Those who made the 12-mile trip outside Las Vegas to Spring Mountain Ranch State Park on Saturday also took a step about 140 years into the past.
In celebration of Pioneer Day, the park honored the men and women who trekked from east to west and settled there in the late 19th century by teaching visitors about the pioneer way of life.
While children competed in three-legged relays and lassoed miniature bull decoys at one end of the park, more were learning to churn butter and make flour in century-old ranch houses at the other end.
A 5-year-old girl walked past a blacksmith stable on her way out of the park, asking her grandparents questions about the farm equipment and clutching a rag doll in her hand.
Zia Fisher, who just started kindergarten, fidgeted with the doll as she talked about churning heavy whipping cream into butter, learning about local animal prints, and using twine and fabric to make toys, all of which she’d done before 1 p.m. Saturday.
When asked if she’d like to live during the pioneer days, Fisher wasn’t so sure.
“I don’t like their crackers,” said Zia Fisher, referring to the saltines used to sample her handmade butter.
Farther up the dirt road, the Spring Mountain Free Trappers, a club dedicated to the history and craft of mountain men, were hosting a demonstration on primitive weapons, such as knives, tomahawks and lances, and even teaching children how to throw tomahawks at fallen logs.
Mountain men arrived in Southern Nevada in the 1830s and ’40s, about 50 years before the pioneers, according to Michael Kisner, whose mountain man name is Broken Bow. Kisner began making wooden bows about 12 years ago and received his mountain man name after eight of the first 10 bows he made broke, he said. He’s successfully made about 400 since then.
“We’re pretty much keeping the old skills alive and letting people know what it was like in this area back before there was all the settlers,” Kisner said, describing the tools and weapons used by fur trappers beginning in 1823 in Midwestern states. “If you can’t remember your history, you’re doomed to repeat the bad stuff, so you remember and pass on the good stuff and it keeps it alive.”

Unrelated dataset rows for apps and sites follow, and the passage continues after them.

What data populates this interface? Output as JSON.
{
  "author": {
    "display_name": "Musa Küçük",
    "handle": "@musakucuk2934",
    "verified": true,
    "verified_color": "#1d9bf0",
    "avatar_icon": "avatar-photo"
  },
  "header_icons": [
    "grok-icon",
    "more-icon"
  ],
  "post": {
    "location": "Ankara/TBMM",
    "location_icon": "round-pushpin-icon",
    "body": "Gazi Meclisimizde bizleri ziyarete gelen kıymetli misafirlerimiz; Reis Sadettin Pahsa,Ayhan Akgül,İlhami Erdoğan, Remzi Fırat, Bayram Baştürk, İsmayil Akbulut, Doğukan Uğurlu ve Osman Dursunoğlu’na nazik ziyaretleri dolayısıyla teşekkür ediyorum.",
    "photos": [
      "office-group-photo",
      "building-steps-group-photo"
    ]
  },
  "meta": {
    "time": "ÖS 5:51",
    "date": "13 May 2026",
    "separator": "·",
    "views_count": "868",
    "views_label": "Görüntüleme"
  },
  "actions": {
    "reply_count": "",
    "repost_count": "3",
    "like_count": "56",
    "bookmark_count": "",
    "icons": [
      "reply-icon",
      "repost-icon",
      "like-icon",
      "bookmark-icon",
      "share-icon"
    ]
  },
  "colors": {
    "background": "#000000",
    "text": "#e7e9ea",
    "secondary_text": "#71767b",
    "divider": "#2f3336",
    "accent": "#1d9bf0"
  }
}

In two wooden buildings near the top of a hill, children practiced washing clothes using a washboard and wringer, watched a park volunteer brand pieces of wood with the ranch’s old cattle brands and sampled food cooked in a Dutch oven.
The bare-walled structures, where women in long dresses and bonnets taught lessons about spinning yarn and making candles and toys, are the third and fourth oldest buildings in the state, according to Park Interpreter David Low.
“You ever been to a truck stop in the middle of nowhere?” Low asked. “That’s what we were before we were a ranch. It was a stop on the old Spanish Trail.”
Just after 2 p.m., Low began one of the more popular demonstrations of the day, casting shapes using reclaimed aluminum.
“Do you think the pioneers had Squirt? Do you think they had hair dryers?” Low asked a captivated group of about 15 children and parents, holding up a can of soda and pointing to his makeshift forge. “It’s very unlikely.”
Low showed the children ingots of aluminum made by putting about 35 cans into his handmade smelter, which would reach about 2,000 degrees. After metal objects went through the forge, the purified metals could be used to make other things, he said.
“If something was broken, they might find some new use for it,” Low said. “They had to be creative.”
And they had to be hardworking, according to 8-year-old Emmaline Stewart, who spent part of the cloudless afternoon mashing dried Mesquite bean pods using only a mortar, a pestle and some elbow grease.
“In the old days they would grind it up and make flour,” said Emmaline, who donned a red cotton dress with a white apron and matching red bonnet for the event. “Electricity wasn’t invented in those days. And they didn’t have blenders either.”
Emmaline had been listening to a “Little House on the Prairie” audiobook on the way to the park, her mother said.
“I like our country’s history,” the girl said, still crushing the beans. “Pioneers were very strong.”
Contact Kimber Laux at email@example.com or 702-383-0283. Follow @lauxkimber on Twitter.